I had encountered several stories of caring clowns in various books and newsletters and I was struck by the diversity and creativity clowns were bringing to their work in hospitals across the country. My good friend, Bev Harstad (aka Apples the clown) happened to be volunteering at Dell Children’s hospital and she offered to take me under her wing. Studying under Apples, I began to develop a clown character named Sudsy who loves to give bubble showers, make butterflies appear, and give free eye exams. It’s immensely rewarding to see the kids’ faces light up and their parents appreciate the opportunity to see their children laughing and playing. Usually by the time we leave, everyone in the room is wearing a red sponge clown nose and a smile.
What was the learning curve like?
On the first hospital visit Bev taught me one simple trick, “the magic coloring book.” It’s really easy to perform and always a big hit with the kids. But I was pretty nervous, so on that first outing I mostly ended up just observing Bev and trying to learn what I could.

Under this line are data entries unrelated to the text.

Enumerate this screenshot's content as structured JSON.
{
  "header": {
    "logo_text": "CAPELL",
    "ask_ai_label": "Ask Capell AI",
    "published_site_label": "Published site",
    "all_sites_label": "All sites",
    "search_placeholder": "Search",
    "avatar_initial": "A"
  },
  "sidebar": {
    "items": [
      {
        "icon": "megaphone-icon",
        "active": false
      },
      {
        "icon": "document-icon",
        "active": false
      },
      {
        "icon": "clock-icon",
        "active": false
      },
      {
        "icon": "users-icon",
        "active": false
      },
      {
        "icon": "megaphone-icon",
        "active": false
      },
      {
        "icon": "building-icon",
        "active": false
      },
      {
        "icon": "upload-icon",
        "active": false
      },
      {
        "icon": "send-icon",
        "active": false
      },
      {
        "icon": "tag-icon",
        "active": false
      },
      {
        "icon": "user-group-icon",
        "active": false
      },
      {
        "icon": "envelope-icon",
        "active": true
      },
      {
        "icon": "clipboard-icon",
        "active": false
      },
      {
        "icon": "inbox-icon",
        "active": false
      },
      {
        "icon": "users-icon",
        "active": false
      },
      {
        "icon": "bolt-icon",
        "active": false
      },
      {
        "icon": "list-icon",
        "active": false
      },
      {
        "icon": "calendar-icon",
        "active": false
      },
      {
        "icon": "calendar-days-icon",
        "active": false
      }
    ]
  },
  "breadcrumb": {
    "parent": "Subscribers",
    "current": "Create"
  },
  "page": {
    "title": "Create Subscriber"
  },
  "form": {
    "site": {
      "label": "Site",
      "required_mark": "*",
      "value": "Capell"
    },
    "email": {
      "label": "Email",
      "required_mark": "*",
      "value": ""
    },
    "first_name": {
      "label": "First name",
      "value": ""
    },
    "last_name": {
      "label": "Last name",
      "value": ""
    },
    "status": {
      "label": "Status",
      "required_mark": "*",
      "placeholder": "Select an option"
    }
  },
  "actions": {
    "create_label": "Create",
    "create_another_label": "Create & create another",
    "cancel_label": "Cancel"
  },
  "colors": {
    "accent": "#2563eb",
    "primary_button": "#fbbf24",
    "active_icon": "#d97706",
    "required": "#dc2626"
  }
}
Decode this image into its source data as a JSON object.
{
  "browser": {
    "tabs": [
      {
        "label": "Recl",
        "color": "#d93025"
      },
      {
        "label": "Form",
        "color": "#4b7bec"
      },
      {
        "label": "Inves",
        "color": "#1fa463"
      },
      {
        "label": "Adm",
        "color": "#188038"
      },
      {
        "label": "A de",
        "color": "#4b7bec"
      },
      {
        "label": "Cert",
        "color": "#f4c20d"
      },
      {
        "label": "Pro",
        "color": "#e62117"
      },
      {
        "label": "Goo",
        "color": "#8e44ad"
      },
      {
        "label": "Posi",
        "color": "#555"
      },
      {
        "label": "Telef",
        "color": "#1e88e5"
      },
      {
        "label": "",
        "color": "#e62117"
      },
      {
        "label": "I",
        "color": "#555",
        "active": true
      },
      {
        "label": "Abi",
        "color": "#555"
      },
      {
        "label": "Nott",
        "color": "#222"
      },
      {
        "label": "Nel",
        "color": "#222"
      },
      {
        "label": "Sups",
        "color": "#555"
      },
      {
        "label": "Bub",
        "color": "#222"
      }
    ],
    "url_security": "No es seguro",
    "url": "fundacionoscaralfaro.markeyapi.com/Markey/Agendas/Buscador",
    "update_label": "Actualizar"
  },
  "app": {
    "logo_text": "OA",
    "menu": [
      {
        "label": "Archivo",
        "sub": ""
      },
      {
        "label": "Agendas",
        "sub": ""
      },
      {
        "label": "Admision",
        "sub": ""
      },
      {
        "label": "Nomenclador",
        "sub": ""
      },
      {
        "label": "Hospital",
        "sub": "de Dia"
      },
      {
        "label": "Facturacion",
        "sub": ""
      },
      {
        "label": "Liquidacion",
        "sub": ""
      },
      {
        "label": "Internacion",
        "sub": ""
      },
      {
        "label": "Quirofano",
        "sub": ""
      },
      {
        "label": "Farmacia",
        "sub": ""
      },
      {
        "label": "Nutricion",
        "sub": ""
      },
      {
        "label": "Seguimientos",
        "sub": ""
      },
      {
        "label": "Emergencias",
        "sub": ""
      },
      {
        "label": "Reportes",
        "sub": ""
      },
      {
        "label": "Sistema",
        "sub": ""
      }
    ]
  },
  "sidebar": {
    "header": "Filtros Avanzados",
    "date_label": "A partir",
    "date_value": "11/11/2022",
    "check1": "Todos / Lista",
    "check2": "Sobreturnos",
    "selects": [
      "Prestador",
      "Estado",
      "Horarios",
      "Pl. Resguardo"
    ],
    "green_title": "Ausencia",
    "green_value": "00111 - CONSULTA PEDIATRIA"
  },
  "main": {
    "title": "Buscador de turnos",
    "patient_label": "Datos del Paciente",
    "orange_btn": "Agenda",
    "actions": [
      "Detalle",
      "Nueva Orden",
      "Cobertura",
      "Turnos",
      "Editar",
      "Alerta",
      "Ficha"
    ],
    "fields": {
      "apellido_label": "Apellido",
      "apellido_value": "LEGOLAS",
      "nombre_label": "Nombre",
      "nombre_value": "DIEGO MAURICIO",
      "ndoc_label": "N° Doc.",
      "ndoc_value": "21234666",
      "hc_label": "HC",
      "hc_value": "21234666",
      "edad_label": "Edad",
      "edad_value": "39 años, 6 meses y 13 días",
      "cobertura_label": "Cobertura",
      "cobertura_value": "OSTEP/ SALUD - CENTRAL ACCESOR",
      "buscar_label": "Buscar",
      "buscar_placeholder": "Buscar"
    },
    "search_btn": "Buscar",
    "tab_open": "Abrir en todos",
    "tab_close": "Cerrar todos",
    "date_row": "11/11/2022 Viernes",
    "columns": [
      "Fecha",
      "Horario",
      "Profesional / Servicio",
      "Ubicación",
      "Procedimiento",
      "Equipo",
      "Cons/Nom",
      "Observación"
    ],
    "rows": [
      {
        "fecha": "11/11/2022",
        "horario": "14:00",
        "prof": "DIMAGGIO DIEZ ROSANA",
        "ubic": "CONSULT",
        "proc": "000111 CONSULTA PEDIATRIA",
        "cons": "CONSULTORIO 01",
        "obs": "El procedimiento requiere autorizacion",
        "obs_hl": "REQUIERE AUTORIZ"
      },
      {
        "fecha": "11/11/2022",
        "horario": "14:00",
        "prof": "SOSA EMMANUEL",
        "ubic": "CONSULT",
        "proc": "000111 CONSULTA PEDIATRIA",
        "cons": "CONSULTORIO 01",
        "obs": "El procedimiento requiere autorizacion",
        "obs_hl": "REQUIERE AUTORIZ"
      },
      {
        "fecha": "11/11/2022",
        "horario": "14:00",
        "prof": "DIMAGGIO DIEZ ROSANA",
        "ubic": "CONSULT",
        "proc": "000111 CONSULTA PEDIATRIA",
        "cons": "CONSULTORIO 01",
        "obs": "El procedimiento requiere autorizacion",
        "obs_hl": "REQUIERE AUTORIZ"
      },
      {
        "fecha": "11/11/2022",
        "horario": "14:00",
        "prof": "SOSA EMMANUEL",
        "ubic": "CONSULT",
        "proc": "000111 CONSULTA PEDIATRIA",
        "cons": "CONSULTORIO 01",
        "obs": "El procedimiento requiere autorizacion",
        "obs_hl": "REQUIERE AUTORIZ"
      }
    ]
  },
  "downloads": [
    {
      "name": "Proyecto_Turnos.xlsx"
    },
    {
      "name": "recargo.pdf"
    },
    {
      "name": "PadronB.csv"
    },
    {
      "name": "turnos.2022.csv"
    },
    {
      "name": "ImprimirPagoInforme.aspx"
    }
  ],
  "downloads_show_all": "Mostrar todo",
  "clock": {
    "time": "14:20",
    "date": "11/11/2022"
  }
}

Soon, though, I realized that you don’t need to have a whole routine planned out to engage with these children. Just having a clown around is enough to bring them joy. It also dawned on me that, when you’re working with a population with such a wide range of limitations and health restrictions, spontaneity and the ability to improvise are going to serve you better than a carefully prepared act. I’ve learned from watching Bev that the art of caring clowning lies in finding a way to let each child interact with you. For example, if a child has impaired vision, you find ways to use your other senses to connect with them: talk to them, let them feel your face, your clown hair and your shoes.
What advice can you offer to other Bears who are interested in applying their creativity to volunteer work?
You need to maintain an awareness of the population you’re serving. To be effective, we need to check our motives: remember it’s not about what we want out of the interaction, it’s about the needs of others. In clowning, we’re there to bring joy and remind these kids that they’re important, that others care about them and how they’re feeling. However you approach volunteering, it’s essential to make that connection so we can continue learning, growing, and working together.
Thank you, Sue, for taking the time to share your insights with us!
If you’d like to read even more about the international adventures of UNC’s Modern Languages alumni, be sure to check out these exciting profile features on the department’s homepage.
Another of UNC’s longstanding Modern Language-based traditions, World Language Day, is coming up soon on 4/16. You can see videos and photo galleries from this event’s 40+ years of history on its official website.
If you’re looking for ways to serve the UNC community as a volunteer, the Alumni Association is happy to help. Just fill out this brief form so we can connect you with an opportunity that is best suited to your interests.